    We’ve had a fair amount of discussion here on MNB in recent months about the viability of the US Post Service business model, and whether, when it proposed five-days-a-week mail delivery it is attempting to use a band-aid when it really needs major surgery.

    So it was somewhat amusing the other day when I noticed a sign in my local post office saying that it no longer had the ability to take passport applications, that only certain offices would now have people who could perform that function. I always thought that the ability to apply for a passport at the post office - as opposed to standing on line at a passport agency office - was a smart move in terms of adding functionality to a building that was losing relevance. (Of course, you can apply by mail ... but doing it in person fast-tracked the process, especially if you were in a hurry.)

    But now, instead of expanding functionality, the USPS apparently is limiting it.

    Makes you wonder who is in charge of developing a progressive, innovative business plan at the USPS.

    Some people are saying that they have mixed reactions to the new Tiger Woods commercial for Nike. But I’m not at all conflicted - not only does it seem way too soon, but it also seems extraordinarily exploitive by using the disembodied voice of the golfer’s deceased father.

    Last night, BTW...Steven Colbert did a great bit how how they chose that particular voice. Further cementing my feeling that the best “reality shows” on television are, in fact, “The Daily Show with Jon Stewart” and “The Colbert Report”.

    I find “Lost,” now in the final episodes of its unusual and mind-bending run, to be compelling television. I have no idea where things are going and I find it difficult to separate metaphor from reality, and yet I cannot stop watching. The characters are painted in vivid colors with subtle shadings, the notion of parallel universes is fascinating, and the show more and more is not so much about being physically lost as about being morally and emotionally lost, trying to find one’s way through a complicated world. It is great TV, gaining momentum in its final hours. (This past week’s episode, “Happily Ever After,” was amazing.)

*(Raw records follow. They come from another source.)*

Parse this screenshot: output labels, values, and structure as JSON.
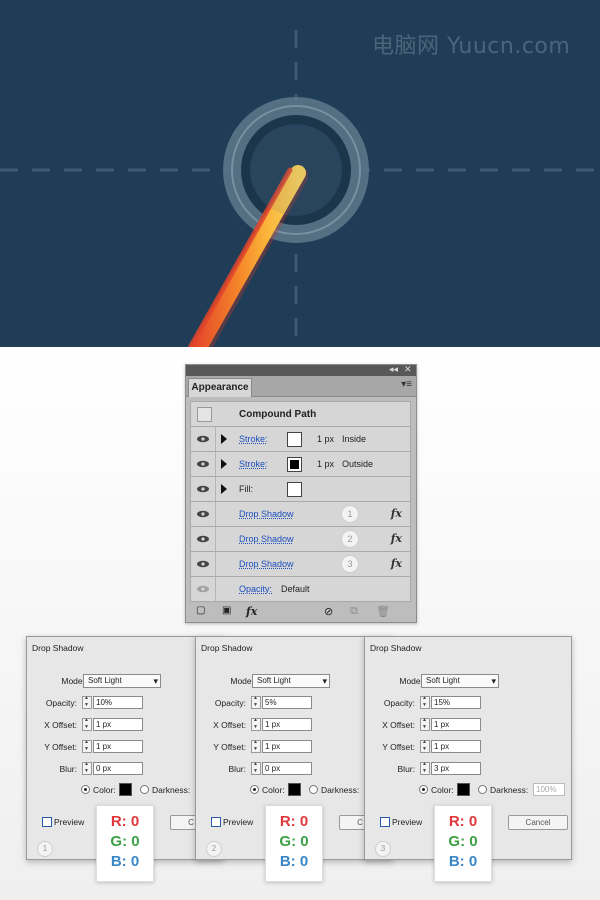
{
  "watermark": "电脑网 Yuucn.com",
  "panel": {
    "title": "Appearance",
    "header": "Compound Path",
    "rows": [
      {
        "label": "Stroke:",
        "value": "1 px",
        "extra": "Inside"
      },
      {
        "label": "Stroke:",
        "value": "1 px",
        "extra": "Outside"
      },
      {
        "label": "Fill:"
      },
      {
        "label": "Drop Shadow",
        "badge": "1"
      },
      {
        "label": "Drop Shadow",
        "badge": "2"
      },
      {
        "label": "Drop Shadow",
        "badge": "3"
      },
      {
        "label": "Opacity:",
        "value": "Default"
      }
    ],
    "fx": "fx"
  },
  "dialogs": [
    {
      "title": "Drop Shadow",
      "mode": "Soft Light",
      "opacity": "10%",
      "x_offset": "1 px",
      "y_offset": "1 px",
      "blur": "0 px",
      "badge": "1"
    },
    {
      "title": "Drop Shadow",
      "mode": "Soft Light",
      "opacity": "5%",
      "x_offset": "1 px",
      "y_offset": "1 px",
      "blur": "0 px",
      "badge": "2"
    },
    {
      "title": "Drop Shadow",
      "mode": "Soft Light",
      "opacity": "15%",
      "x_offset": "1 px",
      "y_offset": "1 px",
      "blur": "3 px",
      "badge": "3"
    }
  ],
  "labels": {
    "mode": "Mode:",
    "opacity": "Opacity:",
    "x_offset": "X Offset:",
    "y_offset": "Y Offset:",
    "blur": "Blur:",
    "color": "Color:",
    "darkness": "Darkness:",
    "preview": "Preview",
    "darkness_value": "100%",
    "cancel": "Cancel",
    "cancel_short": "Canc",
    "cancel_tiny": "C"
  },
  "rgb": {
    "r": "R: 0",
    "g": "G: 0",
    "b": "B: 0"
  },
  "colors": {
    "canvas_bg": "#1f3d56",
    "orange": "#f6a623",
    "red_stroke": "#e2452b"
  }
}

    If you haven;t watched “Lost,” nothing about it will make sense to you. But if you’ve followed it throughout its six-season run - even if, like me, you can’t remember all the turns the plots have taken - I hope you are enjoying it as much as I am.

    I have sort of a sentimental fondness for “24,” and will watch its final season as it winds down. But far from gaining momentum, “24” seems to be going out with a whimper of a plot, leaving me to notice when, as happened this week, they had the sun rising over Manhattan in the west.

    I know global warming has had dramatic impact, but I’m pretty sure that the sun is still rising in the east.

    Replacing it as a favorite action show of the moment is “Human Target,” on Fox, which is very good and getting better. (Though I cannot get over how much star Mark Valley looks like the late Christopher George, who starred in “Rat Patrol” and “The Immortal”. Not that anyone younger than a half-century old is likely to notice.) Check it out.

    My wine of the week: the 2008 Trumps Shiraz from Cimicky in Australia...which is full-bodied and delicious with a spicy steak or burger...and that I recommend despite the fact that it comes with a screw-top.

    I have not read the book “The Girl with the Dragon Tattoo,” but I really liked the movie a lot. Sure, it is a 2.5 hour Swedish language movie with subtitles - but it also is a moody thriller featuring actors that, unlike American stars, look rumpled playing characters with skins that are lived in.

    It also is a disturbing piece of work. It features some scenes of sex and violence that are hard to look at, but that are never gratuitous and move the plot and characters along in important ways. The scenery is stark and unfamiliar, keeping the audience off balance and absorbed. I liked it a lot.

    Now, Mrs. Content Guy has read the book, and while she quibbled with some of the choices made by the producers, she also liked the movie. Just FYI...

    Finally, I hope you’ll come join our “Fans of MorningNewsBeat” group on Facebook by clicking here. It’ll be yet another venue for discussion, conversation and connections ...

    That’s it for this week. See you Monday.

    KC's View: